» Problem description
Please work out how many of the lines below include "icon". Only the number should be given.

BEGIN Records to use

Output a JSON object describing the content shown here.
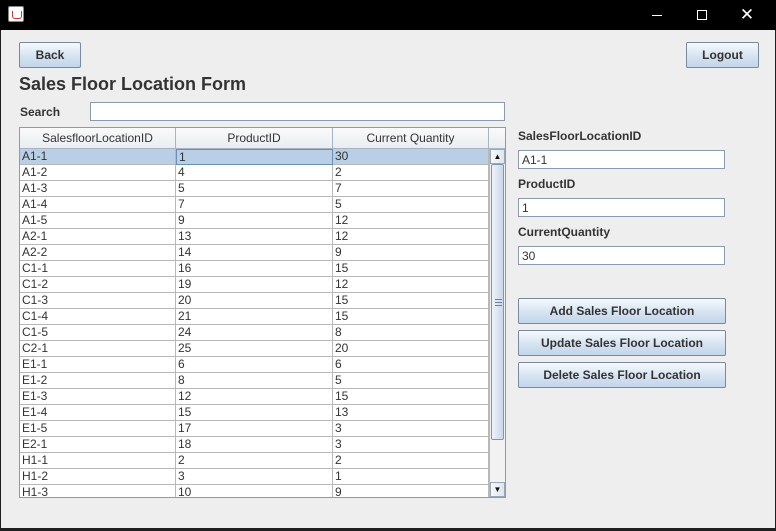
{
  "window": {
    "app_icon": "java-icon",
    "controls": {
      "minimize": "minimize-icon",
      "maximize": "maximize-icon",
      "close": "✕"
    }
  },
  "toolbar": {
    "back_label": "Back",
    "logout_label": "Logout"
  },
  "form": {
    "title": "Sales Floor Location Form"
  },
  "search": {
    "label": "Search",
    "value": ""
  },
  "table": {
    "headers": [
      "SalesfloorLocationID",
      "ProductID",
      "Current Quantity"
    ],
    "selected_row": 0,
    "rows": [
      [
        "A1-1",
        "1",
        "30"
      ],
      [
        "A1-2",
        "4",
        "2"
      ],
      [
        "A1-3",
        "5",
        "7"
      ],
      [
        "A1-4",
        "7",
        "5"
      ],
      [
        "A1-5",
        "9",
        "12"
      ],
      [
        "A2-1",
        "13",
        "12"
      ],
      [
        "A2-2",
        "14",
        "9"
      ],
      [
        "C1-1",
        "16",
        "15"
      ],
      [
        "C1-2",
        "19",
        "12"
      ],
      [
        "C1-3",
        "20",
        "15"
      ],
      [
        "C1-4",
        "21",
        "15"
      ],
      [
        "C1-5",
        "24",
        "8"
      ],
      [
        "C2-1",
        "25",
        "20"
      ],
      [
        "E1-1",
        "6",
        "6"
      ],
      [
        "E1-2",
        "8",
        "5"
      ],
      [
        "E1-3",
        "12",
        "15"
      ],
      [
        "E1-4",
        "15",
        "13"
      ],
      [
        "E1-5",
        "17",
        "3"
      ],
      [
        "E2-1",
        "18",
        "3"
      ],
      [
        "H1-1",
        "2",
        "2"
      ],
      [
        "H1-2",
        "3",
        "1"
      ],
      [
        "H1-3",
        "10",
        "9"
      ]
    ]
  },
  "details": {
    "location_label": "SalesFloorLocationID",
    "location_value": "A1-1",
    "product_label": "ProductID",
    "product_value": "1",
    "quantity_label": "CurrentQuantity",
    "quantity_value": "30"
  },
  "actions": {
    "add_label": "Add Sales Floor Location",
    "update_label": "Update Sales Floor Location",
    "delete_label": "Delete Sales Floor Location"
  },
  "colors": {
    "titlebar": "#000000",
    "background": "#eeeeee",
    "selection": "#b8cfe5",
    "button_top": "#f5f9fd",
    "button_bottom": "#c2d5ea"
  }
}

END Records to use

» Result for this task
3